> **EXERCISE BRIEF**
Give the records again exactly, with every character kept.

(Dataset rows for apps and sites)
★ ★ ★ ★ ★
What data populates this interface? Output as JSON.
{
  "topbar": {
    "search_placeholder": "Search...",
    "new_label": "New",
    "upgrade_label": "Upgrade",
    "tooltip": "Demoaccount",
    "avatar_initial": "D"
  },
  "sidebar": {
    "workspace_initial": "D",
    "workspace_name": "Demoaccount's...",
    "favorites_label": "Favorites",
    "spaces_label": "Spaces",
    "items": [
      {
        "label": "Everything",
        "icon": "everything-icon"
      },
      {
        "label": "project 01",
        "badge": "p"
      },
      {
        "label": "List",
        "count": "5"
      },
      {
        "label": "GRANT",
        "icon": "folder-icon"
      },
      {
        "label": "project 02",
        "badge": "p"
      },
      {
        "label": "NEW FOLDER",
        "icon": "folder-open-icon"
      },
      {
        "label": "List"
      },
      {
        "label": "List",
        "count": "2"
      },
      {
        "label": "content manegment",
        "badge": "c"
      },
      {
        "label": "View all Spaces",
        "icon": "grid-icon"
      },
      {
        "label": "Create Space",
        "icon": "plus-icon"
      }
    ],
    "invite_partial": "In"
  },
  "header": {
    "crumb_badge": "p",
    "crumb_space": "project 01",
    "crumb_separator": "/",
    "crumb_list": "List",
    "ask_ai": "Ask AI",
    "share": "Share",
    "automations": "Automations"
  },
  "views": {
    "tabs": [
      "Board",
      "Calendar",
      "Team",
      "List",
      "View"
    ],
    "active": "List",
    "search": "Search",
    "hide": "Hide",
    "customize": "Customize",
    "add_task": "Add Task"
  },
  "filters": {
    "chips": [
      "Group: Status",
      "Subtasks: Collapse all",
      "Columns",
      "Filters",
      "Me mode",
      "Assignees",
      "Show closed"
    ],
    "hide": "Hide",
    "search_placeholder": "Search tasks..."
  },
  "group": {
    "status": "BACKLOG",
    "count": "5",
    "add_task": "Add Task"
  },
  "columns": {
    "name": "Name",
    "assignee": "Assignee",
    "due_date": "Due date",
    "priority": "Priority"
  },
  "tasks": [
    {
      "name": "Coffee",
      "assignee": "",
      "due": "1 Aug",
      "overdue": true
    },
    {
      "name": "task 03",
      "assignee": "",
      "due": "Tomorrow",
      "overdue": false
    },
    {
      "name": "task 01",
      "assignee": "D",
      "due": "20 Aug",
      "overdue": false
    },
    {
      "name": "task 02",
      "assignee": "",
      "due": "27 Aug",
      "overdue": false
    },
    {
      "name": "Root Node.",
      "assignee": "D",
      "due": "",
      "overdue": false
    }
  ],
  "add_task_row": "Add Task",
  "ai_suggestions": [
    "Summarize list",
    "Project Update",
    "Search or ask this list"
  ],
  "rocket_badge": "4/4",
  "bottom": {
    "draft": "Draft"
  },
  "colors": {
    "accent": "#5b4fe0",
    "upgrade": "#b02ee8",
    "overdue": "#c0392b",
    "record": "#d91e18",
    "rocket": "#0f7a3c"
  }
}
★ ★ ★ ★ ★
> **ANSWER TO THIS EXERCISE**
What data populates this interface? Output as JSON.
{
  "topbar": {
    "search_placeholder": "Search...",
    "new_label": "New",
    "upgrade_label": "Upgrade",
    "tooltip": "Demoaccount",
    "avatar_initial": "D"
  },
  "sidebar": {
    "workspace_initial": "D",
    "workspace_name": "Demoaccount's...",
    "favorites_label": "Favorites",
    "spaces_label": "Spaces",
    "items": [
      {
        "label": "Everything",
        "icon": "everything-icon"
      },
      {
        "label": "project 01",
        "badge": "p"
      },
      {
        "label": "List",
        "count": "5"
      },
      {
        "label": "GRANT",
        "icon": "folder-icon"
      },
      {
        "label": "project 02",
        "badge": "p"
      },
      {
        "label": "NEW FOLDER",
        "icon": "folder-open-icon"
      },
      {
        "label": "List"
      },
      {
        "label": "List",
        "count": "2"
      },
      {
        "label": "content manegment",
        "badge": "c"
      },
      {
        "label": "View all Spaces",
        "icon": "grid-icon"
      },
      {
        "label": "Create Space",
        "icon": "plus-icon"
      }
    ],
    "invite_partial": "In"
  },
  "header": {
    "crumb_badge": "p",
    "crumb_space": "project 01",
    "crumb_separator": "/",
    "crumb_list": "List",
    "ask_ai": "Ask AI",
    "share": "Share",
    "automations": "Automations"
  },
  "views": {
    "tabs": [
      "Board",
      "Calendar",
      "Team",
      "List",
      "View"
    ],
    "active": "List",
    "search": "Search",
    "hide": "Hide",
    "customize": "Customize",
    "add_task": "Add Task"
  },
  "filters": {
    "chips": [
      "Group: Status",
      "Subtasks: Collapse all",
      "Columns",
      "Filters",
      "Me mode",
      "Assignees",
      "Show closed"
    ],
    "hide": "Hide",
    "search_placeholder": "Search tasks..."
  },
  "group": {
    "status": "BACKLOG",
    "count": "5",
    "add_task": "Add Task"
  },
  "columns": {
    "name": "Name",
    "assignee": "Assignee",
    "due_date": "Due date",
    "priority": "Priority"
  },
  "tasks": [
    {
      "name": "Coffee",
      "assignee": "",
      "due": "1 Aug",
      "overdue": true
    },
    {
      "name": "task 03",
      "assignee": "",
      "due": "Tomorrow",
      "overdue": false
    },
    {
      "name": "task 01",
      "assignee": "D",
      "due": "20 Aug",
      "overdue": false
    },
    {
      "name": "task 02",
      "assignee": "",
      "due": "27 Aug",
      "overdue": false
    },
    {
      "name": "Root Node.",
      "assignee": "D",
      "due": "",
      "overdue": false
    }
  ],
  "add_task_row": "Add Task",
  "ai_suggestions": [
    "Summarize list",
    "Project Update",
    "Search or ask this list"
  ],
  "rocket_badge": "4/4",
  "bottom": {
    "draft": "Draft"
  },
  "colors": {
    "accent": "#5b4fe0",
    "upgrade": "#b02ee8",
    "overdue": "#c0392b",
    "record": "#d91e18",
    "rocket": "#0f7a3c"
  }
}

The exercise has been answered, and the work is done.